With increasingly hot weather becoming a staple of Pacific Northwest Summers, there’s never been a better time to explore landscaping styles, like Xeriscaping, that require less water!
Xeriscaping is a landscaping method designed for water conservation in hot, sunny areas. “Xeros” is Greek for “dry” meaning xeriscape literally translates to “dry landscape”. By decreasing the amount of lawn, using plants that require less water, and mulching beds, you can be an active participant in water-wise gardening. Save water, save money, and still have a beautiful yard!
Tips for Designing a Xeriscape Garden
- Create a layered garden with trees, shrubs, perennials, grasses, and groundcovers. A xeriscaped yard can still have dynamic layers—each layer helps protect the other and reduces water loss.
- Increase the density of planting to establish a “living mulch” effect, reducing overall water evaporation as well as weed growth. Be sure to consider spacing when plants are mature and avoid crowding.
- Keep it minimal by repeating patterns, textures, and plants. Whether you use an organized layout or a more organic style, using similar looking plants with similar needs will keep the planting cohesive and classy.
- Consider decreasing or even eliminating your lawn. In any landscape, lawns require more irrigation than planting beds. Lawns can easily be replaced by drought-tolerant plants, paths, seating areas, or mulch.
- Be mindful of materials. Metal edging and gravel will give your xeriscape a structured, modern look, while wood chips and softer groundcovers will take the aesthetic in a more bohemian and natural direction.
How to Choose the Right Plants for Xeriscaping
Gardening in arid conditions is most successful when the correct plant choices are used alongside water-wise cultural practices.
- Use drought-tolerant plants! Select plants that have adapted to low-water environments to set your xeriscape up for success from the start.
- Plant native. Plants that are indigenous to an area are already acclimated to local weather extremes, making native plants a smart gardening choice for xeriscaping.

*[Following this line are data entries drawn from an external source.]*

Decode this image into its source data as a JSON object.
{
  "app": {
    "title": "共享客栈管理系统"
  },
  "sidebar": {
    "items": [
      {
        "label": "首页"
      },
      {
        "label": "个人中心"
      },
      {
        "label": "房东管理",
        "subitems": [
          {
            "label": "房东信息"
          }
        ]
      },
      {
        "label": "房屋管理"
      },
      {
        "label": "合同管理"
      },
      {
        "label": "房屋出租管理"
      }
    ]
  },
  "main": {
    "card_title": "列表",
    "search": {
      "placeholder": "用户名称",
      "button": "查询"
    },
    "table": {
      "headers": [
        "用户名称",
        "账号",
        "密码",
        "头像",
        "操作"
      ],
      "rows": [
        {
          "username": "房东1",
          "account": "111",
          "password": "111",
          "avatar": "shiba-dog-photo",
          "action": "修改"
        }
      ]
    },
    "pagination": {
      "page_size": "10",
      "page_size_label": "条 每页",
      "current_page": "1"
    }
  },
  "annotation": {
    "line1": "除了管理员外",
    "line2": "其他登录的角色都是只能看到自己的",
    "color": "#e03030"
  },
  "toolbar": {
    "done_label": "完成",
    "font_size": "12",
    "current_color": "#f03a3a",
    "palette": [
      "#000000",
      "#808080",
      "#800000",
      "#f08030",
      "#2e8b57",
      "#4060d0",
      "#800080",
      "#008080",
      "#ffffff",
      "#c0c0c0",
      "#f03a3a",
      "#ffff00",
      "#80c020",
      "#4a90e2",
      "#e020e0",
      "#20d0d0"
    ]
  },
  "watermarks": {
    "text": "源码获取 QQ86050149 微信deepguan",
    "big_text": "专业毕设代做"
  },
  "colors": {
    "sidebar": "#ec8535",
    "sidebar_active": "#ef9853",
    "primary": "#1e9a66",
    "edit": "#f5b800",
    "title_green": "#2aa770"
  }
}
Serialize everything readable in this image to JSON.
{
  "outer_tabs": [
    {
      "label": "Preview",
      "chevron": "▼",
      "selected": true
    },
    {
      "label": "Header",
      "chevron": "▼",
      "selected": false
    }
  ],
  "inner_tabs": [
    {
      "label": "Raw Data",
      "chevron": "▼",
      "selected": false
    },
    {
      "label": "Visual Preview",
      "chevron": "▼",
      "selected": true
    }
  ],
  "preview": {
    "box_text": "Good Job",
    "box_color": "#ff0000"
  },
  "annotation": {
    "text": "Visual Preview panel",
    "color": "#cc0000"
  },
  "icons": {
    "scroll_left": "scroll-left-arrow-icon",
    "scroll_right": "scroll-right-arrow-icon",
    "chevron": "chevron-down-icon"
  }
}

Be sure to select native plants that grow in full-sun environments and not forested conditions.
Amend Your Soil & Apply Mulch to Reduce Water Loss
Pacific Northwest gardeners are often faced with heavy clay soil that holds water in the wet season, but repels water in the hot, dry summer. Adding organic matter when planting improves the texture, microbial life, aeration, water-holding capacity, and drainage of your soil.
Amend your soil with homemade compost or G&B Soil Building Conditioner. Add compost when planting, or even before planting up an area. Use about one third compost to two thirds native soil for best results, and save some compost to use as mulch after planting!
Mulch your garden beds every year to further reduce water loss. Use natural materials like bark chips, hazelnut shells, compost, or G&B Soil Building Conditioner to prevent the soil from drying out too quickly and to promote a healthy soil environment. Use pea gravel, quarter-minus gravel, or decomposed granite for mulching in higher-traffic areas. Remember to keep mulch about 4 inches away from the trunk or base of plants for ideal plant health.
How to Water Your Low-Water Xeriscape
Xeriscaping is not a water-free landscape… it’s a low-water landscape!
Though they may be tough and tolerant of hot, dry, sunny environments, drought-tolerant plants still need water—they just use less water and are more efficient with it. Many drought-tolerant plants have adapted to dry conditions by growing extensive root systems that seek out water deep below the soil’s surface.
- Provide deep watering until roots are established to set them up for long-term success.
- Avoid frequent, shallow watering as this can cause root rot if the soil does not dry between waterings. Many drought-tolerant plants are sensitive to soggy or constantly wet soil conditions, especially in heat.
Have more questions about xeriscaping or gardening in general? Come visit us at one of our friendly Garden Centers in Oregon or SW Washington for tips, tricks, and answers.